My shortcuts 1: Open most-used apps

Having shortcuts to switch between the apps I use every day have changed the way I work, I have shortcuts for Chrome, Visual Studio Code, Slack, Pycharm, IntelliJ, Fork, and some other apps, that means that I can change between them without changing my focus, just pressing a keys combination on my keyboard. In this case, I use the shortcuts Ctrl + Cmd + Alt + (first character of the name of the app).


Magnet is a very simple app that helps you organize your windows on your screen.

My shortcuts 2: Move windows

The shortcuts I used the most when moving windows are:

  • Ctrl + Alt + Left Arrow => Set the current window in the half left side of the screen
  • Ctrl + Alt + Right Arrow => Set the current window in the half right side of the screen
  • Ctrl + Alt + Enter => Maximize the current window (not entering full screen mode)
  • Ctrl + Alt + E => Set the current windows at a size 2/3 of the screen starting from the left border
  • Ctrl + Alt + T => Set the current windows at a size 2/3 of the screen starting from the right border


IntelliJ and Jetbrain products are my main IDEs. Working with IntelliJ is great, but when you learn some of the available shortcuts, it's amazing. You should master your IDE and be able to do almost everything you need with a shortcut, it doesn't matter what IDE you use.

My shortcuts 3: Inside the IntelliJ

IntelliJ has an amusing amount of shortcuts, here I'll list the ones I use more frequently and, therefore, the ones that helps me avoiding changing my focus:

  • Alt + Up arrow => Syntax aware selection
  • Ctrl + Space => Code completion
  • Shift + Cmd + o => Search files (avoids using the tabs)
  • Double shift => Search everywhere, it includes search for command you don't know the shortcut for
  • Cmd + B => Go to declaration

Chrome Quick Tabs extension

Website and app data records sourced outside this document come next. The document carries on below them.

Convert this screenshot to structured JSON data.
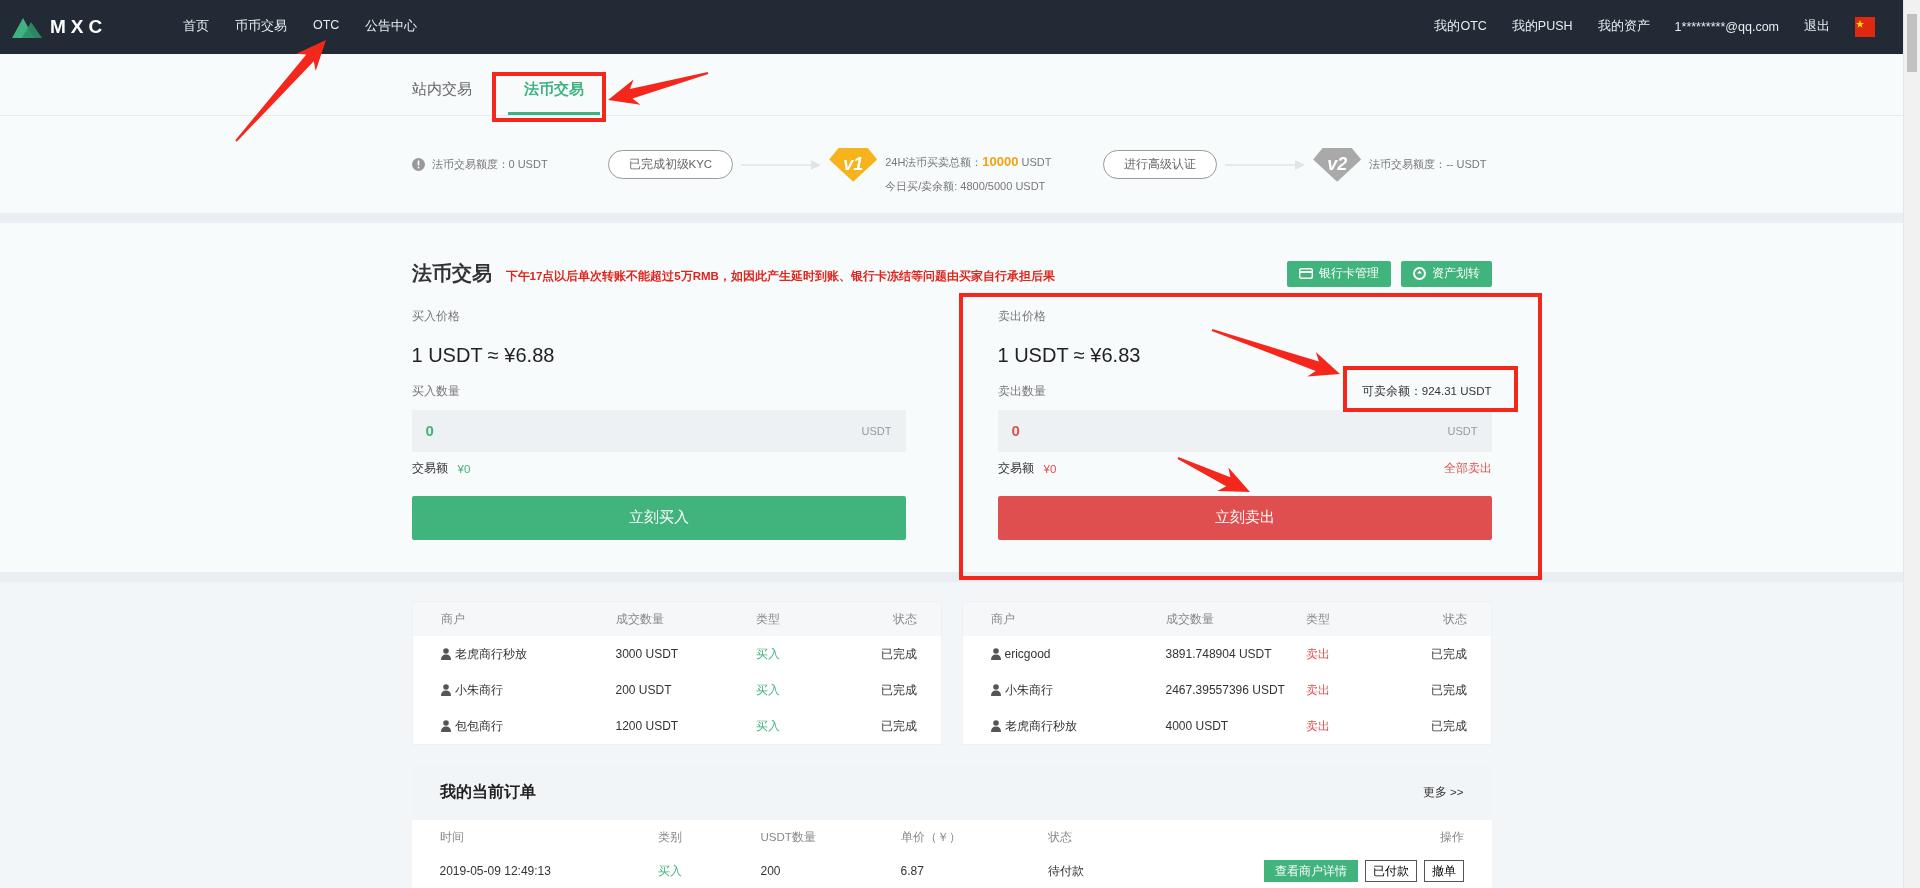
{
  "header": {
    "logo": "MXC",
    "nav": [
      "首页",
      "币币交易",
      "OTC",
      "公告中心"
    ],
    "links": [
      "我的OTC",
      "我的PUSH",
      "我的资产"
    ],
    "email": "1*********@qq.com",
    "logout": "退出"
  },
  "tabs": [
    {
      "label": "站内交易",
      "selected": false
    },
    {
      "label": "法币交易",
      "selected": true
    }
  ],
  "kyc": {
    "quota": "法币交易额度：0 USDT",
    "step1_button": "已完成初级KYC",
    "v1_badge": "v1",
    "v1_total_label": "24H法币买卖总额：",
    "v1_total_value": "10000",
    "v1_total_unit": "USDT",
    "v1_remaining": "今日买/卖余额: 4800/5000 USDT",
    "step2_button": "进行高级认证",
    "v2_badge": "v2",
    "v2_quota": "法币交易额度：-- USDT"
  },
  "trade": {
    "title": "法币交易",
    "notice": "下午17点以后单次转账不能超过5万RMB，如因此产生延时到账、银行卡冻结等问题由买家自行承担后果",
    "buttons": [
      {
        "label": "银行卡管理",
        "kind": "card"
      },
      {
        "label": "资产划转",
        "kind": "transfer"
      }
    ],
    "panels": [
      {
        "kind": "buy",
        "price_label": "买入价格",
        "price": "1 USDT ≈ ¥6.88",
        "amount_label": "买入数量",
        "value": "0",
        "unit": "USDT",
        "total_label": "交易额",
        "total": "¥0",
        "action": "立刻买入"
      },
      {
        "kind": "sell",
        "price_label": "卖出价格",
        "price": "1 USDT ≈ ¥6.83",
        "amount_label": "卖出数量",
        "available": "可卖余额：924.31 USDT",
        "value": "0",
        "unit": "USDT",
        "total_label": "交易额",
        "total": "¥0",
        "sell_all": "全部卖出",
        "action": "立刻卖出"
      }
    ]
  },
  "recent": [
    {
      "columns": [
        "商户",
        "成交数量",
        "类型",
        "状态"
      ],
      "rows": [
        {
          "merchant": "老虎商行秒放",
          "amount": "3000 USDT",
          "type": "买入",
          "kind": "buy",
          "status": "已完成"
        },
        {
          "merchant": "小朱商行",
          "amount": "200 USDT",
          "type": "买入",
          "kind": "buy",
          "status": "已完成"
        },
        {
          "merchant": "包包商行",
          "amount": "1200 USDT",
          "type": "买入",
          "kind": "buy",
          "status": "已完成"
        }
      ]
    },
    {
      "columns": [
        "商户",
        "成交数量",
        "类型",
        "状态"
      ],
      "rows": [
        {
          "merchant": "ericgood",
          "amount": "3891.748904 USDT",
          "type": "卖出",
          "kind": "sell",
          "status": "已完成"
        },
        {
          "merchant": "小朱商行",
          "amount": "2467.39557396 USDT",
          "type": "卖出",
          "kind": "sell",
          "status": "已完成"
        },
        {
          "merchant": "老虎商行秒放",
          "amount": "4000 USDT",
          "type": "卖出",
          "kind": "sell",
          "status": "已完成"
        }
      ]
    }
  ],
  "orders": {
    "title": "我的当前订单",
    "more": "更多 >>",
    "columns": [
      "时间",
      "类别",
      "USDT数量",
      "单价（￥）",
      "状态",
      "操作"
    ],
    "rows": [
      {
        "time": "2019-05-09 12:49:13",
        "type": "买入",
        "kind": "buy",
        "qty": "200",
        "price": "6.87",
        "status": "待付款",
        "actions": [
          {
            "label": "查看商户详情",
            "kind": "primary"
          },
          {
            "label": "已付款",
            "kind": "outline"
          },
          {
            "label": "撤单",
            "kind": "outline"
          }
        ]
      }
    ]
  }
}
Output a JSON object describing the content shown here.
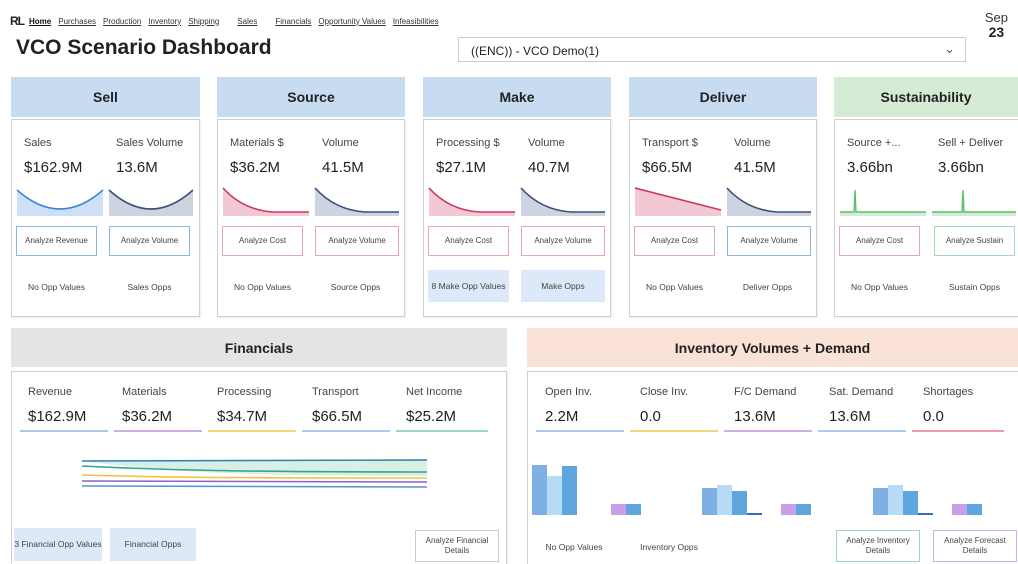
{
  "nav": {
    "logo": "RL",
    "items": [
      "Home",
      "Purchases",
      "Production",
      "Inventory",
      "Shipping",
      "Sales",
      "Financials",
      "Opportunity Values",
      "Infeasibilities"
    ]
  },
  "title": "VCO Scenario Dashboard",
  "scenario_select": {
    "value": "((ENC)) - VCO Demo(1)"
  },
  "date": {
    "month": "Sep",
    "day": "23"
  },
  "colors": {
    "sell_header": "#c7dcf1",
    "sust_header": "#d5ebd6",
    "fin_header": "#e4e4e4",
    "inv_header": "#fbe2d6",
    "red": "#c9395c",
    "navy": "#3b4f7a",
    "blue": "#3a86d4",
    "green": "#5cbf6b"
  },
  "sections": [
    {
      "title": "Sell",
      "m1_label": "Sales",
      "m1_value": "$162.9M",
      "m2_label": "Sales Volume",
      "m2_value": "13.6M",
      "btn1": "Analyze Revenue",
      "btn2": "Analyze Volume",
      "opp1": "No Opp Values",
      "opp2": "Sales Opps"
    },
    {
      "title": "Source",
      "m1_label": "Materials $",
      "m1_value": "$36.2M",
      "m2_label": "Volume",
      "m2_value": "41.5M",
      "btn1": "Analyze Cost",
      "btn2": "Analyze Volume",
      "opp1": "No Opp Values",
      "opp2": "Source Opps"
    },
    {
      "title": "Make",
      "m1_label": "Processing $",
      "m1_value": "$27.1M",
      "m2_label": "Volume",
      "m2_value": "40.7M",
      "btn1": "Analyze Cost",
      "btn2": "Analyze Volume",
      "opp1": "8 Make Opp Values",
      "opp2": "Make Opps"
    },
    {
      "title": "Deliver",
      "m1_label": "Transport $",
      "m1_value": "$66.5M",
      "m2_label": "Volume",
      "m2_value": "41.5M",
      "btn1": "Analyze Cost",
      "btn2": "Analyze Volume",
      "opp1": "No Opp Values",
      "opp2": "Deliver Opps"
    },
    {
      "title": "Sustainability",
      "m1_label": "Source +...",
      "m1_value": "3.66bn",
      "m2_label": "Sell + Deliver",
      "m2_value": "3.66bn",
      "btn1": "Analyze Cost",
      "btn2": "Analyze Sustain",
      "opp1": "No Opp Values",
      "opp2": "Sustain Opps"
    }
  ],
  "financials": {
    "title": "Financials",
    "metrics": [
      {
        "label": "Revenue",
        "value": "$162.9M"
      },
      {
        "label": "Materials",
        "value": "$36.2M"
      },
      {
        "label": "Processing",
        "value": "$34.7M"
      },
      {
        "label": "Transport",
        "value": "$66.5M"
      },
      {
        "label": "Net Income",
        "value": "$25.2M"
      }
    ],
    "opp1": "3 Financial Opp Values",
    "opp2": "Financial Opps",
    "btn": "Analyze Financial Details"
  },
  "inventory": {
    "title": "Inventory Volumes + Demand",
    "metrics": [
      {
        "label": "Open Inv.",
        "value": "2.2M"
      },
      {
        "label": "Close Inv.",
        "value": "0.0"
      },
      {
        "label": "F/C Demand",
        "value": "13.6M"
      },
      {
        "label": "Sat. Demand",
        "value": "13.6M"
      },
      {
        "label": "Shortages",
        "value": "0.0"
      }
    ],
    "opp1": "No Opp Values",
    "opp2": "Inventory Opps",
    "btn1": "Analyze Inventory Details",
    "btn2": "Analyze Forecast Details"
  }
}
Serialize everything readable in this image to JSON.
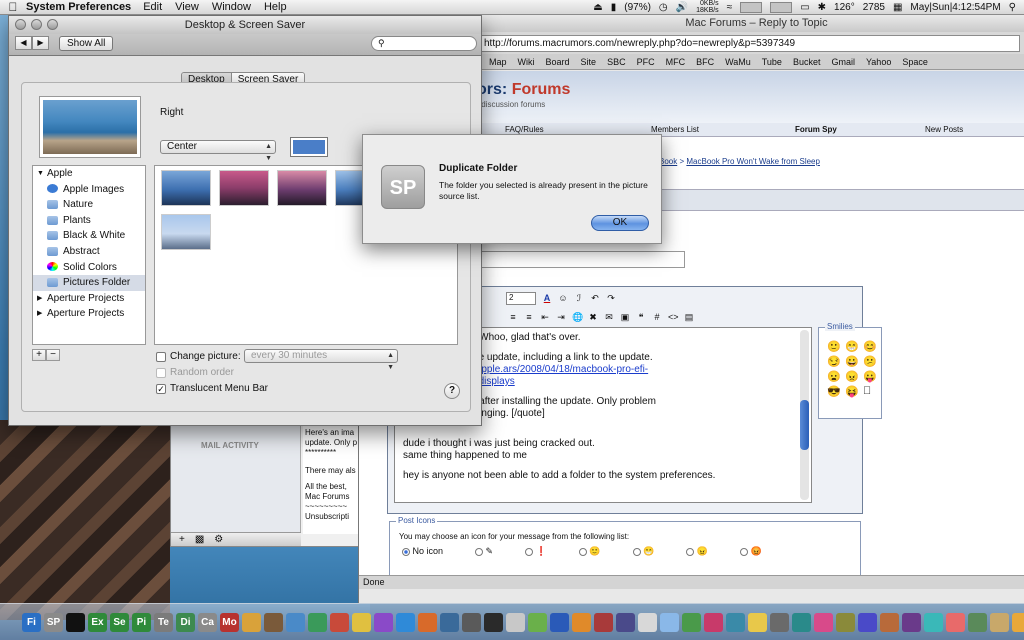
{
  "menubar": {
    "app_name": "System Preferences",
    "menus": [
      "Edit",
      "View",
      "Window",
      "Help"
    ],
    "battery": "(97%)",
    "net_up": "0KB/s",
    "net_down": "18KB/s",
    "temperature": "126°",
    "fan_rpm": "2785",
    "datetime": "May|Sun|4:12:54PM"
  },
  "browser": {
    "title": "Mac Forums – Reply to Topic",
    "url": "http://forums.macrumors.com/newreply.php?do=newreply&p=5397349",
    "bookmarks": [
      "Map",
      "Wiki",
      "Board",
      "Site",
      "SBC",
      "PFC",
      "MFC",
      "BFC",
      "WaMu",
      "Tube",
      "Bucket",
      "Gmail",
      "Yahoo",
      "Space"
    ],
    "forum_title_a": "ors:",
    "forum_title_b": "Forums",
    "forum_sub": "y discussion forums",
    "nav": [
      "FAQ/Rules",
      "Members List",
      "Forum Spy",
      "New Posts"
    ],
    "breadcrumb_prefix": "Book",
    "breadcrumb_sep": ">",
    "breadcrumb_link": "MacBook Pro Won't Wake from Sleep",
    "font_size": "2",
    "smilies_label": "Smilies",
    "post_lines": [
      "ew sleep issues. Whoo, glad that's over.",
      "sting article on the update, including a link to the update.",
      "ca.com/journals/apple.ars/2008/04/18/macbook-pro-efi-",
      "ly-causing-blank-displays",
      "k have problems after installing the update. Only problem",
      "shop defaults changing. [/quote]",
      "dude i thought i was just being cracked out.",
      "same thing happened to me",
      "hey is anyone not been able to add a folder to the system preferences."
    ],
    "post_icons_label": "Post Icons",
    "post_icons_desc": "You may choose an icon for your message from the following list:",
    "no_icon_label": "No icon",
    "status": "Done"
  },
  "mail": {
    "activity_label": "MAIL ACTIVITY",
    "body_lines": [
      "Here's an ima",
      "update. Only p",
      "**********",
      "There may als",
      "All the best,",
      "Mac Forums",
      "~~~~~~~~~",
      "Unsubscripti"
    ]
  },
  "syspref": {
    "title": "Desktop & Screen Saver",
    "show_all": "Show All",
    "tabs": [
      "Desktop",
      "Screen Saver"
    ],
    "picture_name": "Right",
    "fit_option": "Center",
    "source_list": [
      {
        "label": "Apple",
        "type": "group"
      },
      {
        "label": "Apple Images",
        "type": "apple"
      },
      {
        "label": "Nature",
        "type": "folder"
      },
      {
        "label": "Plants",
        "type": "folder"
      },
      {
        "label": "Black & White",
        "type": "folder"
      },
      {
        "label": "Abstract",
        "type": "folder"
      },
      {
        "label": "Solid Colors",
        "type": "colors"
      },
      {
        "label": "Pictures Folder",
        "type": "folder",
        "selected": true
      },
      {
        "label": "Aperture Projects",
        "type": "group-collapsed"
      },
      {
        "label": "Aperture Projects",
        "type": "group-collapsed"
      }
    ],
    "change_picture_label": "Change picture:",
    "change_interval": "every 30 minutes",
    "random_order_label": "Random order",
    "translucent_label": "Translucent Menu Bar",
    "translucent_checked": true,
    "swatch_color": "#4a7ec8"
  },
  "dialog": {
    "icon_text": "SP",
    "title": "Duplicate Folder",
    "message": "The folder you selected is already present in the picture source list.",
    "ok_label": "OK"
  },
  "dock": {
    "items": [
      {
        "label": "Fi",
        "color": "#2a6fc4"
      },
      {
        "label": "SP",
        "color": "#8a8a8a"
      },
      {
        "label": "",
        "color": "#111"
      },
      {
        "label": "Ex",
        "color": "#2f8a3a"
      },
      {
        "label": "Se",
        "color": "#2f8a3a"
      },
      {
        "label": "Pi",
        "color": "#2f8a3a"
      },
      {
        "label": "Te",
        "color": "#7b7b7b"
      },
      {
        "label": "Di",
        "color": "#3d8a4f"
      },
      {
        "label": "Ca",
        "color": "#8a8a8a"
      },
      {
        "label": "Mo",
        "color": "#b8322f"
      }
    ]
  }
}
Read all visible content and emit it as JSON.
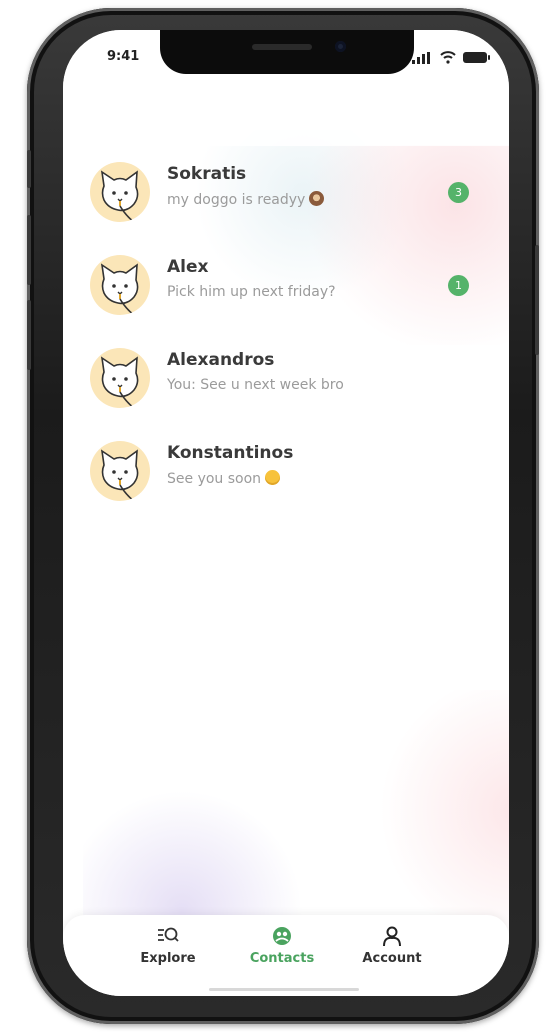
{
  "status_bar": {
    "time": "9:41"
  },
  "contacts": [
    {
      "name": "Sokratis",
      "message": "my doggo is readyy",
      "emoji": "see-no-evil-monkey-emoji",
      "unread": "3"
    },
    {
      "name": "Alex",
      "message": "Pick him up next friday?",
      "unread": "1"
    },
    {
      "name": "Alexandros",
      "message": "You: See u next week bro"
    },
    {
      "name": "Konstantinos",
      "message": "See you soon",
      "emoji": "winking-face-emoji"
    }
  ],
  "tabbar": {
    "items": [
      {
        "label": "Explore",
        "icon": "explore-search-icon"
      },
      {
        "label": "Contacts",
        "icon": "contacts-icon",
        "active": true
      },
      {
        "label": "Account",
        "icon": "user-icon"
      }
    ]
  },
  "colors": {
    "accent": "#4aa35f",
    "badge": "#55b36a",
    "avatar_bg": "#fbe6b8"
  }
}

When working with your browser, the Ctrl + Tab shortcut to select the next tab is not efficient, when you have 6+ tabs (something quite common nowadays) you can't be productive by changing to the next or the previous tab. I recommend Quick Tabs extension for Chrome to select a tab by name.

My shortcuts 4: Select a Chrome tab

When working with Chrome, there are two ways to select a tab, by tab number (provided out-of-the-box by Chrome) and by tab name (with the Quick Tab extension):

  • Cmd + [1..8] => Select a tab by number
  • Cmd + e => Select a tab by name


I'm sure I use more shortcuts but the ones I mentioned above are the ones that have made a more impact on my productivity. I would like to know what shortcuts have changed your way of working or if you think that shortcuts are not the answer to increase your productivity.

Top comments (4)

hinigul profile image
Johan S. Cortes

There is a plugin for JetBrains products called Key Promotor X which helps a lot in learning how to use the IDEs with the keyboard mostly (or only :P)

prashant profile image
Prashant Nigam

Good post. Thanks for sharing your productivity hacks. I am a big fan of keyboard shortcuts and avoid using a mouse if I can.

One problem I had was that I open a few files multiple times a day every day. Both Apple's Spotlight and Alfred are great for finding files but I wanted a very focused way of reaching my frequently used files without any typing and by just keyboard shortcuts. Some tools out there but ultimately I ended up building one for myself called EasyFinder. Released it last year for everyone to use. Try it out Oh, and it's free :). If you like EasyFinder, then it is give back time and so share it with your colleagues who introduced you to the world of shortcuts :)

Since you are also a big fan of shortcuts, please give me feedback on EasyFinder, as I am in the middle of building the next versions and want to make it more productive for users.

Sharing apps I use to be productive:
Two productivity apps that I swear by and have used it in all the macs that I used so far are Spectacle and itsycal. And a more recent app that I have been using is HiddenMe.

jfsagasti profile image
Juan Sagasti

Nice article!

One thing I cannot live without it in macOS is the Alfred app. I use it as a replacement for Finder, to quickly launch apps, do quick web searches and so. It has also configurable Workflows :)

thecatfix profile image
John Shelburne

Brilliant ideas